Geography has long enjoyed a tradition of field study, and many geographers consider field work to be an essential skill in their trade. VU Geography is pleased to embrace this tradition through its many exciting field study opportunities. In addition to the numerous field trips conducted as a part of courses like Geomorphology and the Regional Geography of the United States, the Department offers a number of individual field courses under the GEO 385/585 listing. Current courses include the following: Indian Reservations, The Sonoran Desert, Volcanic Craters and Shield Volcanoes on the Big Island of Hawaii, and Glaciers of Alaska. A field course to Yellowstone Park was offered in the past.
Spring Break VU field courses have visited the Sonoran Desert in southern Arizona (including Saguaro and Chiricahua National Monuments), the Grand Canyon (and other national park sites in Arizona, including Canyon de Chelly and Petrified Forest), the major Indian mound sites of the South (including Cahokia, Russel Cave National Monument, and Etowah), and the volcanoes and lava flows of the Big Island of Hawaii.

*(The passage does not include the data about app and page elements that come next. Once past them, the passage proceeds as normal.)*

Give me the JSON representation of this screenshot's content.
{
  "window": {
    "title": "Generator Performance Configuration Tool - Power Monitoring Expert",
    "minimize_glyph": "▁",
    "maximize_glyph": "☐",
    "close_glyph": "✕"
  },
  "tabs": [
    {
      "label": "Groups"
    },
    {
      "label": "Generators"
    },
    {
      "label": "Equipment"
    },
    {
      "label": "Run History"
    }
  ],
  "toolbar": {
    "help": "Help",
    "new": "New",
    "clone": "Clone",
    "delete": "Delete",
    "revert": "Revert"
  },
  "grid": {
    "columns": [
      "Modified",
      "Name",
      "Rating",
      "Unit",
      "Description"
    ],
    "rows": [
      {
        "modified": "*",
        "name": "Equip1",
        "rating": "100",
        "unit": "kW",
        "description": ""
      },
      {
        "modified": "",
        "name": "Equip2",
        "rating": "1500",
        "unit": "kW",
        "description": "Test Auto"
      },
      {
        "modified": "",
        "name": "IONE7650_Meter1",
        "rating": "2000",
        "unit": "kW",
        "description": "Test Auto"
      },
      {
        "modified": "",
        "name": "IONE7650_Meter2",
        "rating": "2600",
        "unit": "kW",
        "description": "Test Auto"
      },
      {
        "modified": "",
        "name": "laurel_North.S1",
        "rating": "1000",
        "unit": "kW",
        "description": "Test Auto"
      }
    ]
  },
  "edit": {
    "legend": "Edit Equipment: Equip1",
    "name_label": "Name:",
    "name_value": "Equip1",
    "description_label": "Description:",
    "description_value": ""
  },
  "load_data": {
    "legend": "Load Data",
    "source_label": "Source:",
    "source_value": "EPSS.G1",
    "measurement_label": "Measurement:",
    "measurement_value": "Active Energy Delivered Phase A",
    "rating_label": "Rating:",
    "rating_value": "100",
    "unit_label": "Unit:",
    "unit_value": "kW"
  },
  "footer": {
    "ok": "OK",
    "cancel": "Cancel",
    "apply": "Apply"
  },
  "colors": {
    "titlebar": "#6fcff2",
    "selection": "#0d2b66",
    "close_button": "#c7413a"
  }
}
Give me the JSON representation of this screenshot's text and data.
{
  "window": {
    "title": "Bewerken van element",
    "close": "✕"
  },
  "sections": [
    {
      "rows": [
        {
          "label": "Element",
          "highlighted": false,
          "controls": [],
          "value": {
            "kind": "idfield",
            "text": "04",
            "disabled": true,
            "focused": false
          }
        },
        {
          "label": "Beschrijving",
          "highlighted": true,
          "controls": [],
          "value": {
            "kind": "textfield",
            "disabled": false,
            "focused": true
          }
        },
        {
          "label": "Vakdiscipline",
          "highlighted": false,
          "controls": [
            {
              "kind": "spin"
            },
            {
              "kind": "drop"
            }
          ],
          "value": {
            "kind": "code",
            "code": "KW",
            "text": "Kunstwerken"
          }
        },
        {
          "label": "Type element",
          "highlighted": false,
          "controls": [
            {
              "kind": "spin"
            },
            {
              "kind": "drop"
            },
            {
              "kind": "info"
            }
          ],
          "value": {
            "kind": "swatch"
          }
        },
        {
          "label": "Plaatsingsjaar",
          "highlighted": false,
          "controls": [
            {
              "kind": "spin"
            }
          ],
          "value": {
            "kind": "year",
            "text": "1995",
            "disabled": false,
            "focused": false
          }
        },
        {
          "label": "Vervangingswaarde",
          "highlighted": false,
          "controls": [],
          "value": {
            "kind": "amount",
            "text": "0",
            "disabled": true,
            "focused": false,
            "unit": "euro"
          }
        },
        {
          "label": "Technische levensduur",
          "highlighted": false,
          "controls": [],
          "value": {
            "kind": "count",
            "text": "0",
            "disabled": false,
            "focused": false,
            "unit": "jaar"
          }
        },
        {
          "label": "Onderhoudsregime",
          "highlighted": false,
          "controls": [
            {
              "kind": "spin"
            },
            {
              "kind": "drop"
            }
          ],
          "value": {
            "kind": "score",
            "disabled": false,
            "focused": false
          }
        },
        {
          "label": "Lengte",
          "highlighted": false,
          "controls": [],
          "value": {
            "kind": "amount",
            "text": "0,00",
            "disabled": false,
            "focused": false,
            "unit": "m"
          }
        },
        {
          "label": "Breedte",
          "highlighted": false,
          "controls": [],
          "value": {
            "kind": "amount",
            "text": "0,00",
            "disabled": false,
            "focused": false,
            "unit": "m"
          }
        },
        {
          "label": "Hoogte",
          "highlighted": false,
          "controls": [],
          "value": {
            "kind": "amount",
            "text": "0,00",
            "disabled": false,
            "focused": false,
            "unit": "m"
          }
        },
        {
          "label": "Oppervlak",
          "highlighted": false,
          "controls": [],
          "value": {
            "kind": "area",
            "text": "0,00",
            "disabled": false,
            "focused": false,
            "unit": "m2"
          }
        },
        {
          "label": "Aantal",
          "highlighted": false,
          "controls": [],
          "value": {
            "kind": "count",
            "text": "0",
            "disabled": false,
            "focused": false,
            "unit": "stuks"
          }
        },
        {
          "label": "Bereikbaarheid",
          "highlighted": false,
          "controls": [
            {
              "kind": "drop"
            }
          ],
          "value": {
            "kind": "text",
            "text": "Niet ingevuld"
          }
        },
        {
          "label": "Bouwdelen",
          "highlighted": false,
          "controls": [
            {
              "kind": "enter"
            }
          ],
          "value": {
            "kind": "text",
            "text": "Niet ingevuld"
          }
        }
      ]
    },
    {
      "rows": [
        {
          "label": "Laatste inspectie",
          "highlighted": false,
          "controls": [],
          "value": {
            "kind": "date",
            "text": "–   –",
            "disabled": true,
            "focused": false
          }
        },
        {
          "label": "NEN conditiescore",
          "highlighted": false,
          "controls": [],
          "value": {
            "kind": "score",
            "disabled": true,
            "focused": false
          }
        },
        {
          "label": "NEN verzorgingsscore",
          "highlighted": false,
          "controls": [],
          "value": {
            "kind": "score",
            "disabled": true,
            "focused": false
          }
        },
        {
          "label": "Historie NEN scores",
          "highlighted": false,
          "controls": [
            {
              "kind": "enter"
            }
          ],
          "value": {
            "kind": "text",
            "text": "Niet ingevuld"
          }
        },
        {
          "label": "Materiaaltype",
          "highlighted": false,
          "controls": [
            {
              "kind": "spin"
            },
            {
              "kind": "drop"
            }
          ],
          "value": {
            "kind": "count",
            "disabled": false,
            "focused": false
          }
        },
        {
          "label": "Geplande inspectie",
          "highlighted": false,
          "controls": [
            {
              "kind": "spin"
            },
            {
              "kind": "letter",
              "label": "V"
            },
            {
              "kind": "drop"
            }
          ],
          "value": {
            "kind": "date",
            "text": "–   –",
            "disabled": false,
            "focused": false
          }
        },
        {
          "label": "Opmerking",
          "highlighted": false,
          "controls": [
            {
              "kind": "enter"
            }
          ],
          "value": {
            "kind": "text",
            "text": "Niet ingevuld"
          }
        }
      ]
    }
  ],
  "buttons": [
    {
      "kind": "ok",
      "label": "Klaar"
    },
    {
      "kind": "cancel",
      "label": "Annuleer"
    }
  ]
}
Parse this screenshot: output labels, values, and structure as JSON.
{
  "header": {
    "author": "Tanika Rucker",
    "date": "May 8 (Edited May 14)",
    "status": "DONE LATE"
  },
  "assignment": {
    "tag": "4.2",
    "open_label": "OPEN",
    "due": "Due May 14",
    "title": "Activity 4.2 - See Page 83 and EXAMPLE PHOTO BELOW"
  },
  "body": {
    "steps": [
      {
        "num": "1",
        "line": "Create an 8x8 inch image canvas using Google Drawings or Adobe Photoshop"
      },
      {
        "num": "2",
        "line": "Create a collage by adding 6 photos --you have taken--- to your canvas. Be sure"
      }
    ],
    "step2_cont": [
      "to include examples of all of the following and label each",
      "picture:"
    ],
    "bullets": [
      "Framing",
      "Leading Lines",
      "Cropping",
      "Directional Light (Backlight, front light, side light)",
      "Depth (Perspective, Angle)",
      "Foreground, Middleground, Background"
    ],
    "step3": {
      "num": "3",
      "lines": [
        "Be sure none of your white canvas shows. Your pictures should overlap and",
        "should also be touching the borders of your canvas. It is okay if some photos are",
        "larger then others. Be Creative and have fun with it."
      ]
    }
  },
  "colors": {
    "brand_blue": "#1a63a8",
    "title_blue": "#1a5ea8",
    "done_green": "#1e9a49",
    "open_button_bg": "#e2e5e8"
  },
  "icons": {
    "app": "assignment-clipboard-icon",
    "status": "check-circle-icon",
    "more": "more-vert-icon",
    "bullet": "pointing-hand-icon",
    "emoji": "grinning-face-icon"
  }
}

In past summers students have toured Glacier of Alaska, the eastern half of the historic Oregon Trail, following its course into Wyoming, visiting Yellowstone National Park and Devils Tower National Monument before returning east via the Black Hills and Badlands of South Dakota.
Field Experiences in Regular Semester Courses
Several regular semester courses include short overnight field experinces including a visit to Mamoth Cave National Park in National Parks and a trip to Wisconsin in Advanced GIS. Urban Geography and Urban Planning include day trips to Chicago and Geomorphology includes three short field excursions to the Indiana Dunes.